During Lent, our local priest (I will call him Fr. Trombone, in keeping with my bone-themed nicknames) gave me a copy of the 14 Rules of Ignatian Spirituality. They are succinct and, to my mind, coherent. Things that are both spiritually and intellectually satisfying are sure to get my attention and get me to dig deeper into them, so began my spiral into Ignatian Spirituality.
What is Ignatian Spirituality
This is the spiritual theory and practice of St. Ignatius of Loyola, founder of the Jesuits. I have included his prayer card nearby–read his prayer. I would say that is the best summary of Ignatian Spirituality, better than anything I could say.
Ignatius was all about surrendering of the self, and mindfulness of sin and awareness of our own human nature. We cannot be perfect, sinners such as we are. Surrendering ourselves to God helps us to imitate John the Baptist when he said, “He must increase, I must decrease”. Awareness of our human nature helps us to know, manage, and even take advantage of the ebbs and flows of our own emotional journey. It is this latter that is the focus of the 14 Rules.
The 14 Rules focus on Desolation and Consolation of the spirit. Desolation is when things are bad, when we are despondent and find it hard to stoke the flames of faith. Consolation is just the opposite, when times are good and we are excited and excitable and over-commit ourselves. Both bear their own risks! Ignatius says, in times of Desolation, we must not make any major decision nor change our daily habits. This sounds like no small task, but for anyone who has struggled to get out of bed after being dealt a hard emotional blow, it should resonate. Sometimes just doing the same thing as yesterday takes a tremendous effort, and is a victory. Likewise, avoiding making major decisions while in a poor state of mind is a good way to avoid disappointment and frustration. This is just good life advice, in the same spirit of “don’t make decisions on an empty stomach” or the advice to “sleep on it”. In times of Consolation, we must not let ourselves get overexcited, but rather remind ourselves of our desolation and how challenging it was to get by when our spiritual fire was low. This has the benefit of tempering our excitement, and helping us to remain cool and level heads while going about our day, remembering that it is the grace of God that keeps us going.

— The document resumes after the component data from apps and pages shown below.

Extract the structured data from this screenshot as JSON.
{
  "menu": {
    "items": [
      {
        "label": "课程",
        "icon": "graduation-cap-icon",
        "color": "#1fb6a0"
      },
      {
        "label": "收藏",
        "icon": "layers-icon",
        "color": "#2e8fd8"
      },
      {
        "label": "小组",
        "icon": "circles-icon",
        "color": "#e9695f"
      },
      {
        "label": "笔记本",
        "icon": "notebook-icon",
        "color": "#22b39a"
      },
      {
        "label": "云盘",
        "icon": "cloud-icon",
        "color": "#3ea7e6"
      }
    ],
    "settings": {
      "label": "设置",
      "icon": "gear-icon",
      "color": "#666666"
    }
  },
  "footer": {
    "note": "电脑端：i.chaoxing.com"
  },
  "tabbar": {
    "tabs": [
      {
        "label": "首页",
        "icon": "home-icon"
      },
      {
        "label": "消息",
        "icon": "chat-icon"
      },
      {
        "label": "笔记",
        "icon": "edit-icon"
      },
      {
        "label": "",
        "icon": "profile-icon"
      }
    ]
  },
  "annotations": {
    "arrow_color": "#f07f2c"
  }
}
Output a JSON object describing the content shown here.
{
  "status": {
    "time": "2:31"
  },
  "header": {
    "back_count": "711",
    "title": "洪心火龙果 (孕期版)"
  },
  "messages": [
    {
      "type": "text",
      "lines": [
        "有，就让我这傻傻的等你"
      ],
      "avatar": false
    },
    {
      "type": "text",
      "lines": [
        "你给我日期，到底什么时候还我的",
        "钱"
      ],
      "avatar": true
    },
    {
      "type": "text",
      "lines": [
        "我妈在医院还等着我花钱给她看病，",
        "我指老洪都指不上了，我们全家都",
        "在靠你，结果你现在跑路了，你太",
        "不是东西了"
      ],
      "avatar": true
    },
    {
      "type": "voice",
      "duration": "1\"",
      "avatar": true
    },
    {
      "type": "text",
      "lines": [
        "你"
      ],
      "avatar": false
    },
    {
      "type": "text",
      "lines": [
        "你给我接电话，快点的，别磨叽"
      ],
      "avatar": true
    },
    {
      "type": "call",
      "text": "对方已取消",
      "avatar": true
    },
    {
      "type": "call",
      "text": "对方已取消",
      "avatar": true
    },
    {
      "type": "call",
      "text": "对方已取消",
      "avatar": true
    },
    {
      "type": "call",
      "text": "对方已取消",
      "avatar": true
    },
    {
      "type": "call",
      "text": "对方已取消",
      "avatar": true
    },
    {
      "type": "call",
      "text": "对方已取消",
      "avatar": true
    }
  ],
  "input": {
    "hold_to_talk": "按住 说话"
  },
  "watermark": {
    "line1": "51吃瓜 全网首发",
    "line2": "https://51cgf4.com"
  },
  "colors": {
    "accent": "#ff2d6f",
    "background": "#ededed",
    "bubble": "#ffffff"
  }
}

Surrender the Self
The first pillar I mentioned above, however, was surrendering the self to God. Ignatius wrote The Spiritual Exercises in order to instruct and form Jesuits under his care. The theme, if I may draw one, is that we cannot do anything on our own. God is the source of our strength, and the goal of our efforts. We must actively seek to destroy at the root any tendencies to sin which impede our ability to grow in holiness. Surrendering the Self, or trying to do so, has the benefit of contenting ourselves with our daily struggles, going about our day in obedience, patience, and humility. Even for laypeople, it is easy to get caught up in worldly things that distract us from God. Looking past those things help us to remember what is truly important.
This is just a brief primer on Ignatian Spirituality, but it is something I have been excited about recently and I am sure I will return to it. It has helped me tremendously–to make it through Lent, to accept the struggles in my workplace, and to call to mind that I cannot fight sin but with the help of God.
Have you heard of Ignatian spirituality? What Saints inspire you?
Hat tip to Caralyn over at Beauty Beyond Bones for writing some blogging tips and inspiring me to shake some of my mental dust loose. Thank you Caralyn!